Not surprisingly perhaps the South East and London saw the biggest growth in people willing to rent out a room. The influx of people looking for cheap accommodation as they start out a career in the Capital, as always, fuelled the lower end of the letting sector and many experts believe the London Olympics in 2012 is already adding to the promised boom of 2011. Of course the present situation with the housing market not moving at all is forcing many to look for cheap renting solutions as they wait for their home to sell.
Look before you leap
A Director at Spareroom.co.uk said that over the last year and half the number of cash strapped homeowners looking for a way to pay their household bills by renting out a room had soared. He went on to say that homeowners thinking of this option should make sure they have completely researched what they are undertaking before they actually take in a lodger.
Informing ones Mortgage Company is absolutely essential, as is getting the correct insurance. A live–in landlord is not looking for a conventional landlord insurance policy, he needs to talk to his property insurance company to ensure he is buying a policy that gives him the cover he requires.
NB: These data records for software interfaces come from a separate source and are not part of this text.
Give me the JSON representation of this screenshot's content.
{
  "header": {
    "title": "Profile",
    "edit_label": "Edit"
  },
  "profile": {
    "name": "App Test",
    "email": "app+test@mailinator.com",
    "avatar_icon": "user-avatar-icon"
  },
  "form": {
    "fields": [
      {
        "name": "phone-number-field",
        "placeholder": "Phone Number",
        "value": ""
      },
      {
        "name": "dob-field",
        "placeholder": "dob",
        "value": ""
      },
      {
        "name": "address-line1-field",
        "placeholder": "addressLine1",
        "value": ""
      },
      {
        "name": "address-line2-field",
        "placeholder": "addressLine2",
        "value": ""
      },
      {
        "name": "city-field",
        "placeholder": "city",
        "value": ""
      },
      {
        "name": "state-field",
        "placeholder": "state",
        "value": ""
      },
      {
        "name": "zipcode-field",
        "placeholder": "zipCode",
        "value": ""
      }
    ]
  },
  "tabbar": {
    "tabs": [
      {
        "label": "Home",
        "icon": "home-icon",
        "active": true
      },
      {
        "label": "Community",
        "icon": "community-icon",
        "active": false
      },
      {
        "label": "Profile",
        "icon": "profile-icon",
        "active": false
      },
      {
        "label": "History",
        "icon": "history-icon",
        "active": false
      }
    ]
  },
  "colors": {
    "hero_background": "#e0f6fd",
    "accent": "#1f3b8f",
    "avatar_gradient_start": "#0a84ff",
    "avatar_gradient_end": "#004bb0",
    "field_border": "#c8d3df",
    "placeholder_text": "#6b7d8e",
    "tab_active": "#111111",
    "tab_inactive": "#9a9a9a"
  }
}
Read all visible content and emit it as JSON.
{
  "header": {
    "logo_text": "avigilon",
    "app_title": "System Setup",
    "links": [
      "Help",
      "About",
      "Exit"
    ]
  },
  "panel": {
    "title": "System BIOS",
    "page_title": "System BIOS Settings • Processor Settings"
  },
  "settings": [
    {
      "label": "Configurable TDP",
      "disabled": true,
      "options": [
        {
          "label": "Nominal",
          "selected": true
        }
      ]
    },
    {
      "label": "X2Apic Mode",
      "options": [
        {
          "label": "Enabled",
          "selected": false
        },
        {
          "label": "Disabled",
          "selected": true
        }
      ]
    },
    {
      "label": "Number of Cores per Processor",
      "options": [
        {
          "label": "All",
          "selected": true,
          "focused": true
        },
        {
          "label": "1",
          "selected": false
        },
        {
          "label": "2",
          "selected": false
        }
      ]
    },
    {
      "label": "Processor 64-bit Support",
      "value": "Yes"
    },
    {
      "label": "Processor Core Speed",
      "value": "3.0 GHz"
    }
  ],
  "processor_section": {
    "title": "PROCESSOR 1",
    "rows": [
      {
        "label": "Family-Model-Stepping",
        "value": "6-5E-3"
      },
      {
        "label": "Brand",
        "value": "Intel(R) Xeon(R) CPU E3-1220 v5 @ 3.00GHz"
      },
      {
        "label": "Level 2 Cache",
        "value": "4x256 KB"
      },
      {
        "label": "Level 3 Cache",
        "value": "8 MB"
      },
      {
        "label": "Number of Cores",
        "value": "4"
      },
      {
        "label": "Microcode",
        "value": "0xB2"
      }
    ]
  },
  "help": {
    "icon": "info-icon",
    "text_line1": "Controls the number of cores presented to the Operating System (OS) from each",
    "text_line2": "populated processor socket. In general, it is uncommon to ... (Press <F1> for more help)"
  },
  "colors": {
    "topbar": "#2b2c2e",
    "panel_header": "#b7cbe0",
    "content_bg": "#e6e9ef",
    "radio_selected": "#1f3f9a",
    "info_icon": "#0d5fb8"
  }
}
He should also take stock of the practicalities of having a stranger in his own home. Does the home need restructuring to accommodate himself and his lodger, does it comply with the legislation surrounding the taking in of paying guests. Last but certainly not least he must have a legal tenancy agreement drawn up and signed before he undertakes his new role.